Launching next month
It’s been more than a year since Nintendo announced Animal Crossing would be making its way to smartphones. In that time the company has been mum on details, leaving fans to wonder just what type of game it would be. The big challenge for Nintendo and its mobile ventures has been crafting something that is tailor-made for a smartphone, captures the essence of the series, is able to stand on its own, and gets people excited about the company’s next console offering. After seeing the game in action, I have very little doubt Animal Crossing: Pocket Camp will do just that and more.
Embracing the tiny home lifestyle, Pocket Camp has shrunk our living space from a whole house to just a little camper. It’s where our created character will live as we take control of a campsite we’ll need to decorate to attract new visitors. Judging from the Nintendo Direct, crafting will be the prime objective of the game. Collect the right materials to craft a piece of furniture — which will require you to wait a set amount of time — and a character may stop by. It looks as though the campsite is very customizable with furniture, decorations and larger amenities to fill the empty space.
Though small, we’ll be able to make the camper all our own. We can decorate the interior, exterior, and even add a loft for extra room. That camper will travel with our characters when they visit other locations in the game like Breezy Hollow, Sunburst Island, and Market Place.

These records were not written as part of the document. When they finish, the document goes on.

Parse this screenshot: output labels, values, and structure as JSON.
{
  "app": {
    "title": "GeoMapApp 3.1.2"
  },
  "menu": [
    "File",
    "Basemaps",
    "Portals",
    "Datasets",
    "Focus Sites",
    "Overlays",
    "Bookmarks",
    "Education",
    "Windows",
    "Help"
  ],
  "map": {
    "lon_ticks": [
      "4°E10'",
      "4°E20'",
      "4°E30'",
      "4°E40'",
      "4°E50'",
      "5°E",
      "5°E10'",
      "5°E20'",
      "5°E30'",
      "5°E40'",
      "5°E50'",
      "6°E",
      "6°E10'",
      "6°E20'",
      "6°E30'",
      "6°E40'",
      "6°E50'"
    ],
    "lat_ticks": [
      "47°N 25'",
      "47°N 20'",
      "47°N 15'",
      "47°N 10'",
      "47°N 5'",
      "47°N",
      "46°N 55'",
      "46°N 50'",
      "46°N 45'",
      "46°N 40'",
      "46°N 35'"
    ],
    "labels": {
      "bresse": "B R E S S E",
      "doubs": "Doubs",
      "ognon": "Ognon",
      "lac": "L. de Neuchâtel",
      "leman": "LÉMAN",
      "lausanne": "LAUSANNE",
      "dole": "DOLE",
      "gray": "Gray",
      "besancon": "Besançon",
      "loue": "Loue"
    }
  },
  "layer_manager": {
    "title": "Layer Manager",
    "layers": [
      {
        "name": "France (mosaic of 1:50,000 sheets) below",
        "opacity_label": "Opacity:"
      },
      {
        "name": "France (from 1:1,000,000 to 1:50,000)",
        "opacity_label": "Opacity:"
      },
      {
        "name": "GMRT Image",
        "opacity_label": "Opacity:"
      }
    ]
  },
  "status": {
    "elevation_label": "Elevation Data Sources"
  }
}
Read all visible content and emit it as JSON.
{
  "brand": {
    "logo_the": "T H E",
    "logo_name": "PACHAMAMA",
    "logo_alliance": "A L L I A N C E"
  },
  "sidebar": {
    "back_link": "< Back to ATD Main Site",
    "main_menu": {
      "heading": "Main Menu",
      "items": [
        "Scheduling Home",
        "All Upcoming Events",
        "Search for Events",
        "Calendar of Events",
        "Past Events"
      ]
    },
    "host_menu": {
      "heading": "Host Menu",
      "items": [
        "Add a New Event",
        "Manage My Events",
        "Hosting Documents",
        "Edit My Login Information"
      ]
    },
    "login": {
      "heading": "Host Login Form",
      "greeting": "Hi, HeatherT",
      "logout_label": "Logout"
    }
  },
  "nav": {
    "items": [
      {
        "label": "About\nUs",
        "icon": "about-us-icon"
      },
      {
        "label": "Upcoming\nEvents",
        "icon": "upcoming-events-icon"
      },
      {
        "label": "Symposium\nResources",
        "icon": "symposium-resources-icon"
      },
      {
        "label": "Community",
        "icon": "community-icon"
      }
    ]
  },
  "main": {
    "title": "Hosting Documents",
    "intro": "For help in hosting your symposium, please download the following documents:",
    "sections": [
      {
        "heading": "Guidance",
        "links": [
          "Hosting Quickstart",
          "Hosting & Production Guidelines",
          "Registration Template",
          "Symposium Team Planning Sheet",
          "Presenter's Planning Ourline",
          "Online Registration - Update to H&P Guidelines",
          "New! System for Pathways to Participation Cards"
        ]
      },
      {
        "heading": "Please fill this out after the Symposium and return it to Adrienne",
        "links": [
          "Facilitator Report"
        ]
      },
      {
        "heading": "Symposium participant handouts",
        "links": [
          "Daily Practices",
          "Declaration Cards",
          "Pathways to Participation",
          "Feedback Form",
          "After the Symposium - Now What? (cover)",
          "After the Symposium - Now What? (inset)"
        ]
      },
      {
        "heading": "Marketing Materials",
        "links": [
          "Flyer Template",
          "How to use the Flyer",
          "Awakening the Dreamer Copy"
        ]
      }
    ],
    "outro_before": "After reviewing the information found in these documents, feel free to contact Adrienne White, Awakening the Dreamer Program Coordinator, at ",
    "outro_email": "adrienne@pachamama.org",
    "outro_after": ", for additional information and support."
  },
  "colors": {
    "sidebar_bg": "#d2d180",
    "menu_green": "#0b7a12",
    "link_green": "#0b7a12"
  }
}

As you meet and greet visitors you’ll build a relationship level with them. The higher it goes, the more likely it is they’ll come to your site. This is achieved through crafting, chatting and completing requests.
Other Animal Crossing staples are here too. Time will pass by using a real-world clock, there will be seasonal events with limited-time items, and we can find familiar shops set up in Market Place to peruse. Loans also return, this time courtesy of OK Motors where you can expand and upgrade your camper. Players will be able to visit one another by sharing player IDs and other players may randomly show up in your game from time to time.
Though it wasn’t explicitly said in the Direct, the official site confirms Pocket Camp is a Free-to-Play app. Bells return as the in-game currency but there are also Leaf Tickets that can be purchased with real money or earned through playing. These can be used to speed up crafting time or purchase specific crafting materials. There will also be ads on the screen letting you know about limited time deals. Annoying, but not a deal breaker. A consistent internet connection is also required.
What I like best of what was shown is the character interaction with the items we’ll create. A pool isn’t just there for looks. Characters will chill out next to it or float on the water, soaking up those summer rays. That, along with the super helpful fishing net, are just some of the additions I’d love to see make their way into the next proper entry in the series.
It’s not Animal Crossing for Switch, which people won’t stop asking for until it finally happens, but Animal Crossing: Pocket Camp absolutely looks like something that will devour my attention on my commute to and from work. Its longevity will depend on just how long those crafting wait times will be and if there will be activities we can do while waiting for them to complete. I need to see how it controls before I make my final judgment, but getting a delicious slice of the Animal Crossing formula on my phone should be enough to hold me over until that Switch game becomes a reality. If it is anything like Fire Emblem Heroes, Pocket Camp will only improve in the weeks and months following its release.
Preregistration for the app has begun. Animal Crossing: Pocket Camp will launch for iOS and Android in late November, unless you live in Australia or New Zealand where it is apparently already available. It will require iOS 9 and newer, or Android 4.2 and newer.